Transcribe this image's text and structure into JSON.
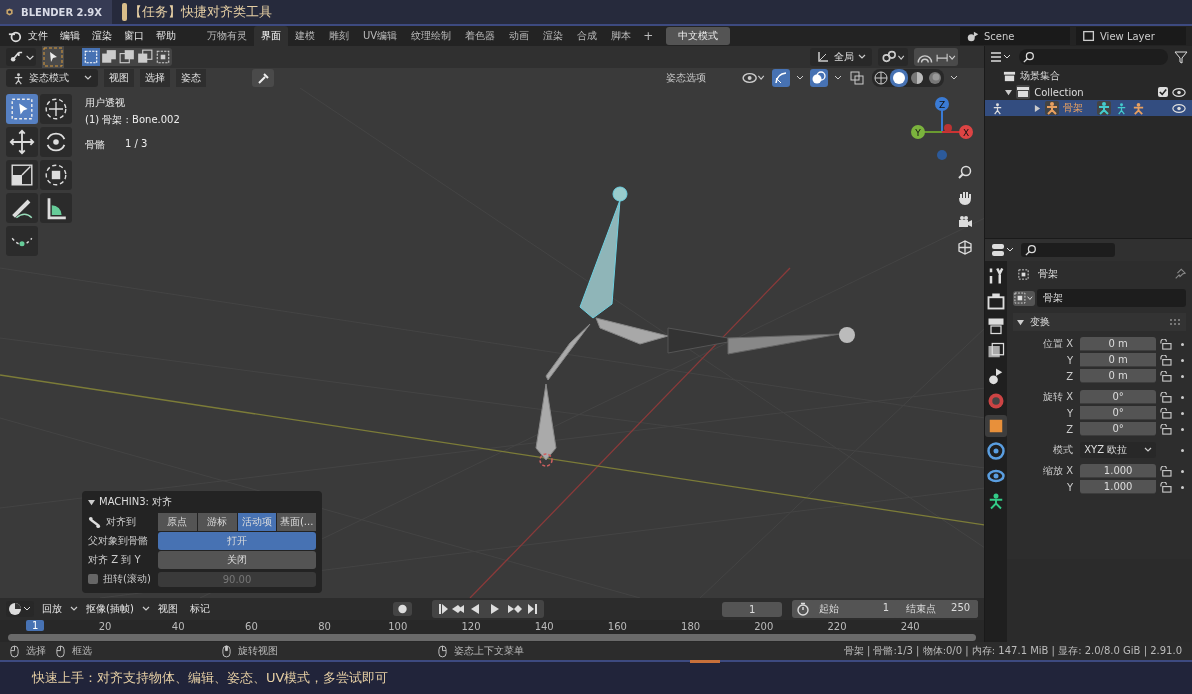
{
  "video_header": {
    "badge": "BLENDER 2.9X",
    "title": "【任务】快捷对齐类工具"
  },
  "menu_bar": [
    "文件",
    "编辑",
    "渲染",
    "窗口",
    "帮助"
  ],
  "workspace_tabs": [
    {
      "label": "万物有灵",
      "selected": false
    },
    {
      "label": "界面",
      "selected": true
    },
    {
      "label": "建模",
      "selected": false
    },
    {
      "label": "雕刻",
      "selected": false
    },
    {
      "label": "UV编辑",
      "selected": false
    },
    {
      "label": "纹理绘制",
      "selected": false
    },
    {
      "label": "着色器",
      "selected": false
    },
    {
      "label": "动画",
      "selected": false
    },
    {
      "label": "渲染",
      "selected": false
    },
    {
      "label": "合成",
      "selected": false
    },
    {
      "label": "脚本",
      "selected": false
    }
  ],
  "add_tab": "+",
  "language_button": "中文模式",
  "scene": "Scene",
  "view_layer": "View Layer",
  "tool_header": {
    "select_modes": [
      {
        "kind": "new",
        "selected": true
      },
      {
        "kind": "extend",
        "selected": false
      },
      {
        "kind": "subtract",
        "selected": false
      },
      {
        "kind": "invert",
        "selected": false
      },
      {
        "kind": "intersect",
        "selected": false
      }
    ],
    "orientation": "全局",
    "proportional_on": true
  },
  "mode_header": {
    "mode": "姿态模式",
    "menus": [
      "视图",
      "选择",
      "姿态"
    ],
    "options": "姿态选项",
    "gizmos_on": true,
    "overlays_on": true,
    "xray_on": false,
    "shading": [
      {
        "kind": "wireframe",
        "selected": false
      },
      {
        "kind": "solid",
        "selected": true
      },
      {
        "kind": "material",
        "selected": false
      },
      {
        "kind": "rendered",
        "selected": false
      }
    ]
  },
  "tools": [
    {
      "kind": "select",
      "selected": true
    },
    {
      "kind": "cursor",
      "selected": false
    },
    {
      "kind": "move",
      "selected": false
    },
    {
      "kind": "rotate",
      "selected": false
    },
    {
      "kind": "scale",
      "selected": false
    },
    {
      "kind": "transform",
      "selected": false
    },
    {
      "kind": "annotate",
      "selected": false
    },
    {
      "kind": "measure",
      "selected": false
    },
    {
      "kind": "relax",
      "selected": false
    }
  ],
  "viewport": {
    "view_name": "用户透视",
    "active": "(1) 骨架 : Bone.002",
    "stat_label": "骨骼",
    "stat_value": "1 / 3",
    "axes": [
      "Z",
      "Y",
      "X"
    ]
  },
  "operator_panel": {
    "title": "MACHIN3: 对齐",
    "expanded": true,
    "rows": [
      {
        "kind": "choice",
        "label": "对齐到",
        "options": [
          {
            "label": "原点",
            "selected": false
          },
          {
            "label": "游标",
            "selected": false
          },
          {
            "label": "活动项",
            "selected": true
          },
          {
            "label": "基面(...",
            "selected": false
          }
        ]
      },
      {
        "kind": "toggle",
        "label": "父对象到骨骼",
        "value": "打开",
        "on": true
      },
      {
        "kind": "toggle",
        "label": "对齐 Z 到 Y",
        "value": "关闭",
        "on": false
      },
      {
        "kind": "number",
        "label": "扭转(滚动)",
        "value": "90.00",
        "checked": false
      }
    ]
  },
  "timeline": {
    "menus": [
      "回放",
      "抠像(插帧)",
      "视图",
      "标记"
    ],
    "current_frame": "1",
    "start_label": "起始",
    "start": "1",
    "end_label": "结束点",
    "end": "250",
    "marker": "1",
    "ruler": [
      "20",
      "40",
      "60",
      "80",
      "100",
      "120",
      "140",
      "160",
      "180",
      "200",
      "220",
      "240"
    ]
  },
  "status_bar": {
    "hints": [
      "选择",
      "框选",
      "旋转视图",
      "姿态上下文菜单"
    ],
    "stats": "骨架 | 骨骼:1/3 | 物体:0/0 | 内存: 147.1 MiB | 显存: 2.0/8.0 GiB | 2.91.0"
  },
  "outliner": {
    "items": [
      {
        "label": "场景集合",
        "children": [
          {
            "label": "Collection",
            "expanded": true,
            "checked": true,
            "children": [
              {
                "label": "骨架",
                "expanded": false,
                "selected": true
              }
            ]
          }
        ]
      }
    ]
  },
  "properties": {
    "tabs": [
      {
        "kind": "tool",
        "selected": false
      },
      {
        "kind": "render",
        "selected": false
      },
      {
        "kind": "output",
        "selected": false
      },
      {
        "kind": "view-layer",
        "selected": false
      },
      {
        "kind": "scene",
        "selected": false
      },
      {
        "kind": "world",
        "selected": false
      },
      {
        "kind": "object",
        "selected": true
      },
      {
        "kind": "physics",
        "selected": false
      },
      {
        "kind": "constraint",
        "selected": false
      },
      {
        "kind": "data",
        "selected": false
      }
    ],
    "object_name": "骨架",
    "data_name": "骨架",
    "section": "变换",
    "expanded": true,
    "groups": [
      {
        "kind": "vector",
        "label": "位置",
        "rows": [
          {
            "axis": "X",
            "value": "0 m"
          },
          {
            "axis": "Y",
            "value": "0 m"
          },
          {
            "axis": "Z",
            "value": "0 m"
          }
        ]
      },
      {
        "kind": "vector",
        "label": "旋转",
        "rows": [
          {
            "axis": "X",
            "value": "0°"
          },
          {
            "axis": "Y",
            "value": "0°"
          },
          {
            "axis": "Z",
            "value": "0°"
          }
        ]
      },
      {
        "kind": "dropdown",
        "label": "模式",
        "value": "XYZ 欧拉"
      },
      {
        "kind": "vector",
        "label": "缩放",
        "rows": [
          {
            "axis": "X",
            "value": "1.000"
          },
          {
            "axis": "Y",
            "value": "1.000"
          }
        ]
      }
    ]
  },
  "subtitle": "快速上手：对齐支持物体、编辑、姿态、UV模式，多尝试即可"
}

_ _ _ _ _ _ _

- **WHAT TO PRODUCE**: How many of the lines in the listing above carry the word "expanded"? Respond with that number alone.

- **SOLVED EXERCISE**: 4